**REQUIRED WORK**.
Examine each line of the data. Copy the line if it includes the word "label".

**DATA SUPPLIED**.
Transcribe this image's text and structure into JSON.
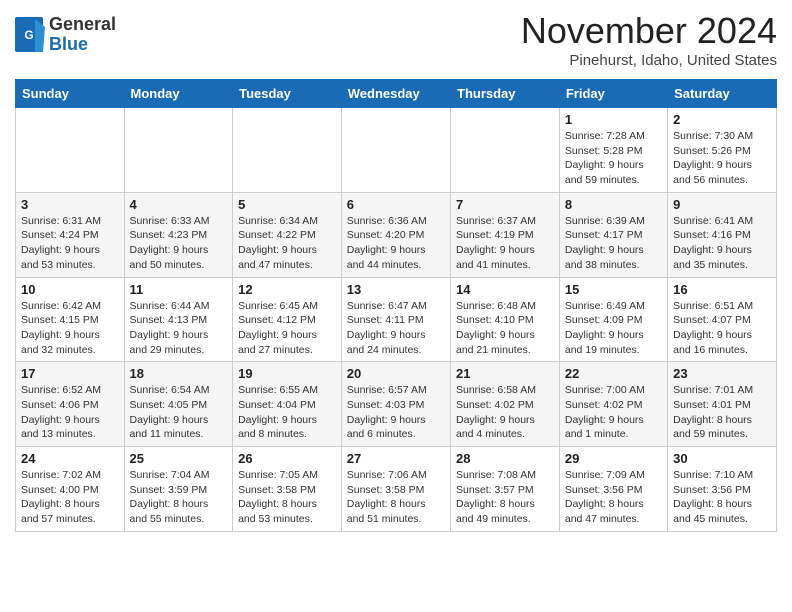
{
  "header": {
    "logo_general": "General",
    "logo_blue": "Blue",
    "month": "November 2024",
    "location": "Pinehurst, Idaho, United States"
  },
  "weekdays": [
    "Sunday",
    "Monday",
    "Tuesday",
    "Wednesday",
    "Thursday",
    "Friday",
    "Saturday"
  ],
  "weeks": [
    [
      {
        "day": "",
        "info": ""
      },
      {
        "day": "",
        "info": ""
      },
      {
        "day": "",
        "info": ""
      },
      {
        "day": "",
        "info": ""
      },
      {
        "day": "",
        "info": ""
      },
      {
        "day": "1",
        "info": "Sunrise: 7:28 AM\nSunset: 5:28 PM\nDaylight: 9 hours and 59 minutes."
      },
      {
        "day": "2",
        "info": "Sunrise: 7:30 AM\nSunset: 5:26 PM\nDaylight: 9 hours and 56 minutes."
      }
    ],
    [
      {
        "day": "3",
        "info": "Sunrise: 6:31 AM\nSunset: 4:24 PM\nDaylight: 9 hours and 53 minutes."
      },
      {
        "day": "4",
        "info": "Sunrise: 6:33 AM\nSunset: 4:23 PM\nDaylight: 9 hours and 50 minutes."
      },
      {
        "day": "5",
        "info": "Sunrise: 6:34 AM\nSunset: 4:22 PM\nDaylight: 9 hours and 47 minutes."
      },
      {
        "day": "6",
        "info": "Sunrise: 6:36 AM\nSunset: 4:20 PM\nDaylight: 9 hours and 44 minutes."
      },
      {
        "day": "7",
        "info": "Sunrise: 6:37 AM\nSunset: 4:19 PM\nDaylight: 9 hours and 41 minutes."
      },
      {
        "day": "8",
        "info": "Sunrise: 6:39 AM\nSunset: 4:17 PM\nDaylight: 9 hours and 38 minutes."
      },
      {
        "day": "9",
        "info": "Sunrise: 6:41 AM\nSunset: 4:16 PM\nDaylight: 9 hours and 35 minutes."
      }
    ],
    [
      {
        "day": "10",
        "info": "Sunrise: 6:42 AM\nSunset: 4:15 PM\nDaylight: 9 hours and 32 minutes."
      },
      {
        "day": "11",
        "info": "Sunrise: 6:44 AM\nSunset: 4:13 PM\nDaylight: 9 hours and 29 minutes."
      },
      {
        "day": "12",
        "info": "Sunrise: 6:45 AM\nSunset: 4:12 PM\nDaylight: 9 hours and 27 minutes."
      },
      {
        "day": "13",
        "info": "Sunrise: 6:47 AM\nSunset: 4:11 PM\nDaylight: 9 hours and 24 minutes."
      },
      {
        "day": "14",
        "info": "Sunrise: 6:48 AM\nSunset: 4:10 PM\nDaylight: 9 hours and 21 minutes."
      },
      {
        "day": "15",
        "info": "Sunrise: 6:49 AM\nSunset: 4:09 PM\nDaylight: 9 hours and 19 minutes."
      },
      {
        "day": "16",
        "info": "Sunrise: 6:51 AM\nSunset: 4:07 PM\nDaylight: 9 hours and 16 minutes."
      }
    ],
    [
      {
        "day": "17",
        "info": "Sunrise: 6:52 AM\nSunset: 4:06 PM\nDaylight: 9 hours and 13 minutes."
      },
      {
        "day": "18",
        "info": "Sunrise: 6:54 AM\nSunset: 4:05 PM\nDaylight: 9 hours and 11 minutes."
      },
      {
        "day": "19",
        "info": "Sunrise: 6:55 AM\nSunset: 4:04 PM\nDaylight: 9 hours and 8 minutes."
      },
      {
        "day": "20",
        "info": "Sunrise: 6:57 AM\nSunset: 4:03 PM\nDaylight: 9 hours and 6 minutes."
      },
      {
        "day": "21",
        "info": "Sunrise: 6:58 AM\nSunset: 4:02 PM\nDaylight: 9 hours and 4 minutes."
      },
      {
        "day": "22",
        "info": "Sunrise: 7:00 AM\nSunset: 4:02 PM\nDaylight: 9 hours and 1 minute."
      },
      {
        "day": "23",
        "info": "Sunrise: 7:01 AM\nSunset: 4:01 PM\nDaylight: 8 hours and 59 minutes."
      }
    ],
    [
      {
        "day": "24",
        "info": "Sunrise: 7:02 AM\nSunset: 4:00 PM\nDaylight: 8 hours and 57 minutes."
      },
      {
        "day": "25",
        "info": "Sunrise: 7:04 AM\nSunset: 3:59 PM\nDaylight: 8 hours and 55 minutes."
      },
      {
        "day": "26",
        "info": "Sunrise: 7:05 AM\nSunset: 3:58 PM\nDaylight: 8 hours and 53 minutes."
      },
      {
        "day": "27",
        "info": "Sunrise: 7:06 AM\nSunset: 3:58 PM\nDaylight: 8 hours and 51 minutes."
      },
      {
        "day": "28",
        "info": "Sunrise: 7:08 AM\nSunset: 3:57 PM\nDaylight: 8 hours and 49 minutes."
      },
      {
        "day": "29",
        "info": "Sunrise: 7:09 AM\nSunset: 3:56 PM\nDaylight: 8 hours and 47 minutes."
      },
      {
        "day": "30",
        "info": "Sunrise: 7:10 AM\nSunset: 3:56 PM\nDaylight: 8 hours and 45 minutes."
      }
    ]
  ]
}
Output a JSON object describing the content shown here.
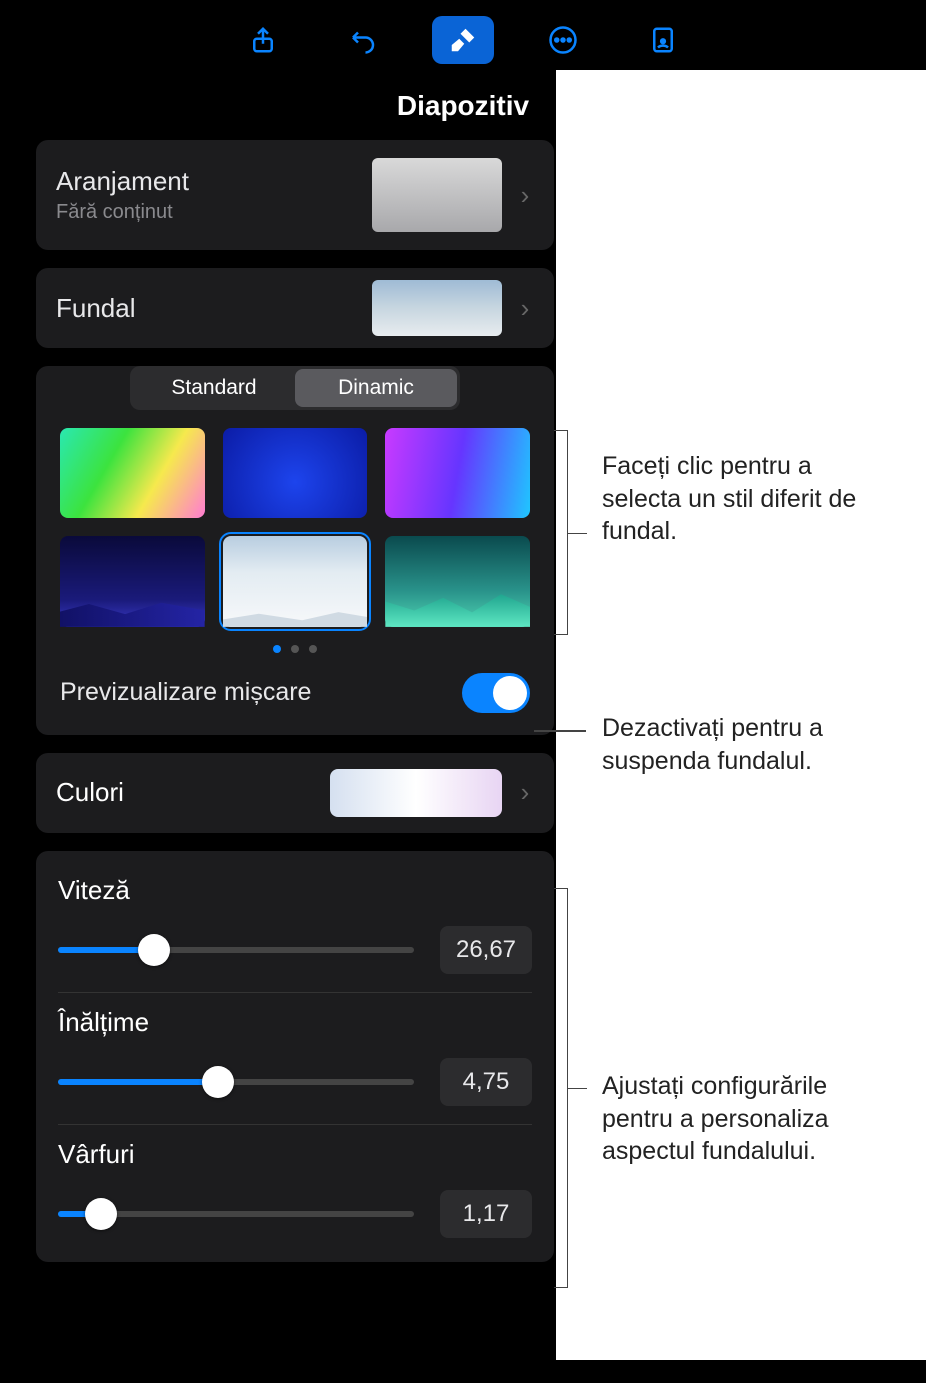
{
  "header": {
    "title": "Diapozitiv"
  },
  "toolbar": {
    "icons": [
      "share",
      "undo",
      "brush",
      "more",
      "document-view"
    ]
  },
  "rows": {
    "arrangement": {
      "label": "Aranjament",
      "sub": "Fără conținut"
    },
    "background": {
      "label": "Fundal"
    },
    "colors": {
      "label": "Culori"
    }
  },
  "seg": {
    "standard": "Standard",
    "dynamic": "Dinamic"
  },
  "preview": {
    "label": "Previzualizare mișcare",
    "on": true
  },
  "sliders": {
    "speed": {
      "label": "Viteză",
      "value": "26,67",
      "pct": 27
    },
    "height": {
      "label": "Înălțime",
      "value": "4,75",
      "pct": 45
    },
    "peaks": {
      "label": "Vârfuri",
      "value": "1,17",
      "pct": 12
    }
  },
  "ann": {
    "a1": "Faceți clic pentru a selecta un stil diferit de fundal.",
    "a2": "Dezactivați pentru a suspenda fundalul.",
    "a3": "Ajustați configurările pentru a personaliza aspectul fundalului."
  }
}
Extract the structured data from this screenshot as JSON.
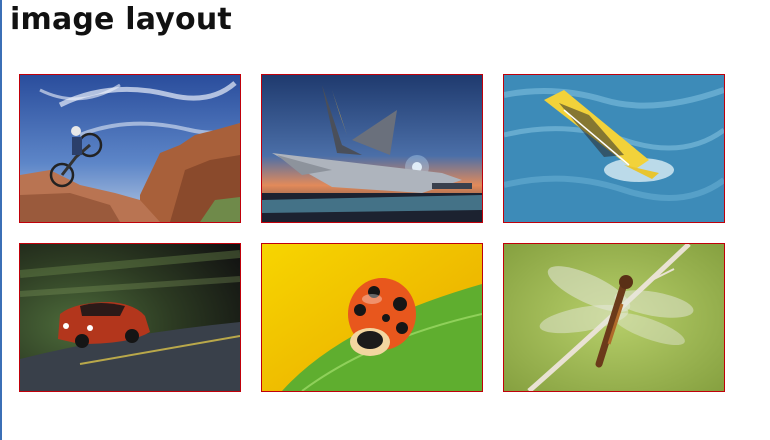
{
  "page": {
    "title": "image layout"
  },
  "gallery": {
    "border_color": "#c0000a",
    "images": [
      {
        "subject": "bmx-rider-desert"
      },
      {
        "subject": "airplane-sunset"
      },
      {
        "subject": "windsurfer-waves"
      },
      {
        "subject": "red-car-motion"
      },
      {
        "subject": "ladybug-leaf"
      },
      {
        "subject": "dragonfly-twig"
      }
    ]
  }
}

**ANSWER SECTION**.
      "label": "Aranjament",
      "label": "Fundal"
      "label": "Culori"
    "label": "Previzualizare mișcare",
      "label": "Viteză",
      "label": "Înălțime",
      "label": "Vârfuri",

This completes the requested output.